Everybody in Arkansas was sick a year ago over the 24-20 loss to Alabama, but nobody took it harder than those who had anything to do with the Hogs’ running game.
The fact is that Arkansas didn’t have a running game, at least not at that point, which is a big reason the Hogs couldn’t hold onto a two-touchdown lead and finish the game.
When the Hogs needed to run the ball and protect their lead, they couldn’t. They managed just 13 rushing yards on seven attempts in the second half, leaving the door open for the Crimson Tide to come storming back.
“We still haven’t gotten over that, the way we had them and just couldn’t close the deal,” said Arkansas junior running back Ronnie Wingo. “We got the blame for that loss, the running backs, and maybe we should have. If you can’t run the ball, it’s going to be hard to beat those guys. I’m just glad we get another chance.”
Wingo and the Arkansas running game get that much anticipated shot on Saturday when the No. 14-ranked Hogs take on the No. 3-ranked Crimson Tide at Bryant-Denny Stadium.
In Wingo’s defense, he didn’t factor into the Hogs’ running game last season against the Crimson Tide. He caught a 43-yard touchdown pass on the second play of the game, but didn’t have a single rushing attempt.
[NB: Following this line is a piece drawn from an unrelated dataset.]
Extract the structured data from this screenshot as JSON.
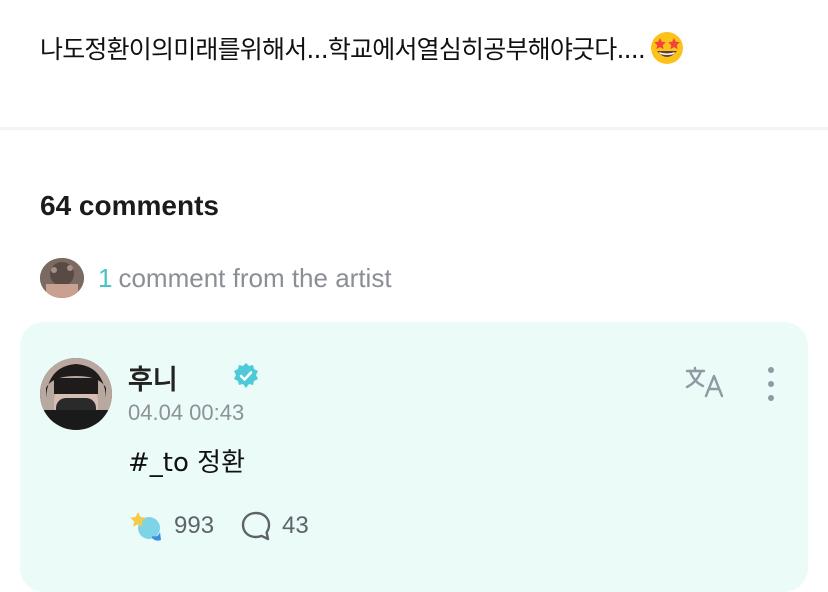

For that matter, Knile Davis only had six carries and had yet to become an integral part of the Arkansas offense.
Davis, of course, went on to become the SEC’s leading rusher among running backs and was one of the reasons the Hogs felt like they would have a better chance to soften up that Alabama defense this season with the running game.
That all changed when Davis fractured his ankle in the preseason, but what didn’t change was Arkansas’ commitment to at least being able to run the ball some against an Alabama defense that’s allowing just 2.52 yards per play this season.
“It’s been a priority for us, and that didn’t change when Knile got hurt,” Wingo said. “We have the best group of receivers in college football. But as we saw last year, when we’re also running the ball, it just makes everybody better.”
Wingo is coming off the best game of his career last week against Troy. He rushed for a career-high 109 yards and scored three touchdowns.
“That might be as well as Ronnie has run since he’s been here, probably with the exception of the A&M game his freshman year,” said Arkansas coach Bobby Petrino, who thinks the Hogs have steadily improved in the running game.
He said the offensive line has a better understanding and that all of the running backs are accelerating quicker through the hole. The Hogs also hope to have a healthier Dennis Johnson this week and would like to get him more touches, while junior fullback Kiero Small has been an excellent lead blocker.
But however the Hogs go about it, whether it’s running or passing, they’re going to have to have some success on first and second down.
“The key is to move forward, getting to second-and-medium and second-and-short and be patient enough and keep going forward,” Petrino said. “Alabama has always done a great job of creating negative plays and putting you behind the sticks, and then they’re going to tee off with their third-down package.”
Wingo said this is a different team than the one that bowed meekly two years ago in a 35-7 loss at Bryant-Denny Stadium or the one that simply didn’t finish the game last season in Fayetteville.
“We’ve learned a lot and have a lot of guys now who’ve been in these situations,” Wingo said. “All we’re thinking about is going out there and playing our best game, and that’s what we’re going to do on Saturday.”